The most common disputes are:
Employment Tribunals are designed to be less formal than a court. They are intended to make it easier for people to represent themselves, if necessary.
Timetables for tribunals vary, especially if the claim itself is complex. You submit a claim by completing an ET1 form. Your employer/former employer has 28 days to submit a response to your claim using an ET3 form.
Due to an already overloaded system which has been exacerbated by Covid delays and strains, ET waiting lists are currently very lengthy. It can sometimes take over 18 months between submitting a claim and getting to the ET hearing.
There are time limits for issuing an employment tribunal claim. These time limits can be short, so we do encourage seeking early advice or taking action at an early stage.
Employees wishing to make an unfair dismissal claim must first begin ACAS Early Conciliation within three months (less two days) from the day of their ‘effective date of termination’ of their employment.
There are also time limits for other sorts of tribunal claims. Calculating these time limits is not always easy, particularly in discrimination claims. It is worth seeking legal advice for the avoidance of doubt.
Whatever case you are facing, preparation and paperwork are key. The actual hearing often takes place long after the event(s) so having a written account of what happened is useful. Try to collect the following:
The written evidence will be contained in what is called a ‘bundle’. Usually, you’ll agree with your employer/former employer what is to be included in the bundle. The Employment Tribunal has some useful guidance here: presidential-guidance-general-case-management-20180122.pdf (judiciary.uk)
You will also have to write down what happened to you. This is called a “witness statement” and it helps the Tribunal understand your case. If someone else is coming to give evidence for you, they will also need to write a statement.
Before you go to the hearing, make sure you carefully review your original ET1 claim form and the ET3 from your employer. Plan your response to address each of their denials/allegations. If an allegation is true, don’t deny it. If it isn’t, set out your version of events clearly and precisely.
At the ET
You may be asked to attend a hearing on-line or in person at a Court.
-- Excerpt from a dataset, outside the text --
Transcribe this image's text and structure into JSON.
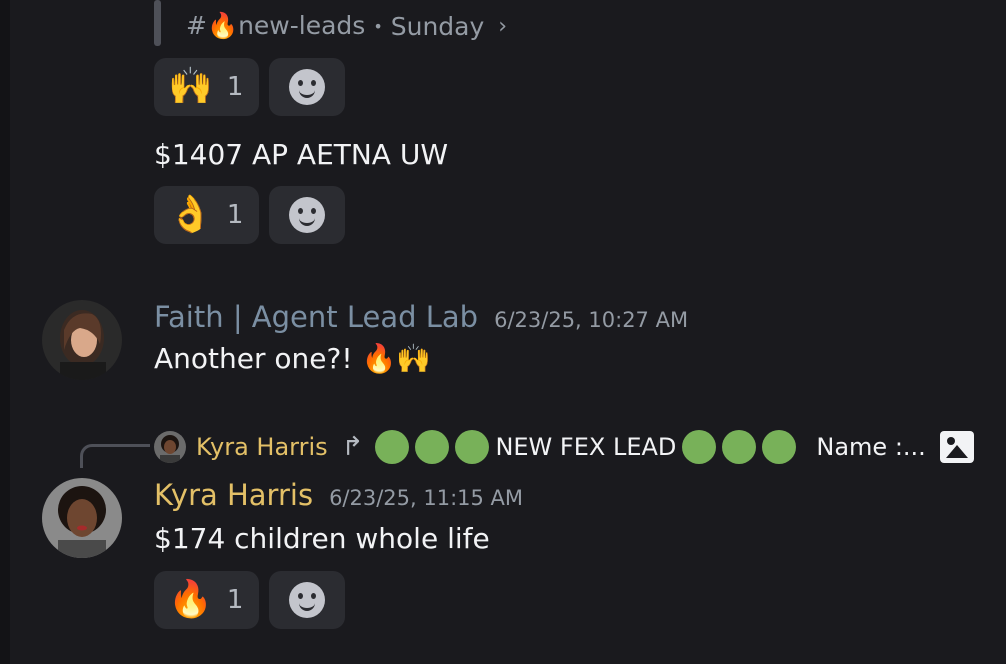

Aim to arrive early. If attending in person, Court security will check you and your bags before signing you in. Before the hearing officially starts, the clerk will call your name, ask for witness statements and case documents. Have plenty of copies ready.
You will be called into the hearing room where there will be two large tables, each with a sign. One is yours (the Claimant), the other is your employer’s (the Respondent).
After the judge’s introductions, it’s time for witness evidence. Which side goes first depends on the nature of the claim.
Each party takes turns to call their witnesses who will all face “cross-examination”. Witnesses can’t confer with anyone in the hearing before answering questions, but they can refer to the document bundle provided. You can expect questions from the employer’s representative and the Tribunal.
Finally, there’ll be closing submissions. This will allow each side to summarise the case as they see it. The tribunal may ask for submissions in writing. The tribunal will then retire and deliberate. They may come to a decision that same day or you might have to return. The government will publish the final decision on its website.
What are the chances of success at an employment tribunal?
This will depend on the nature of your claim and what the evidence is. Many cases ‘settle’ before getting to an ET. The Employment Tribunal does issue quarterly statistics which can be a useful guide.
If you win and your employer loses a case, the tribunal can order them to do a number of things, depending on the case. For example, they might be asked to:
The level of any award can vary greatly. We have significant experience in achieving awards and settlements in employment tribunals, so we can give you some guidance on what you can expect.
Another thing to keep in mind is the government will publish the final decision on its website.
Yes, you can ask a tribunal to reconsider their decision. To appeal, you should write to the tribunal office explaining why you want the decision reconsidered within 14 days of the tribunal’s decision.
Remember, appealing does include a fee. Alternatively, you can appeal to the Employment Appeal Tribunal if you believe there’s a legal mistake.
It’s an independent judicial body responsible for handling appeals against a decision made by the employment tribunal in the UK. You may appeal a decision if:
There’s no fee payable for participating in a tribunal. However, you may benefit from paying for specialist legal advice or representation. Legal costs can be high and subsequently are out of reach of many individuals. See here for details of our costs [link to ET costs pages].
Facing an ET alone can be both daunting and challenging, which is why we provide expert employment tribunal advice and support for employees or former employees facing an ET.
You should check your insurance policies as some do provide cover for legal expenses.
You might also be able to get some free advice from the following sources: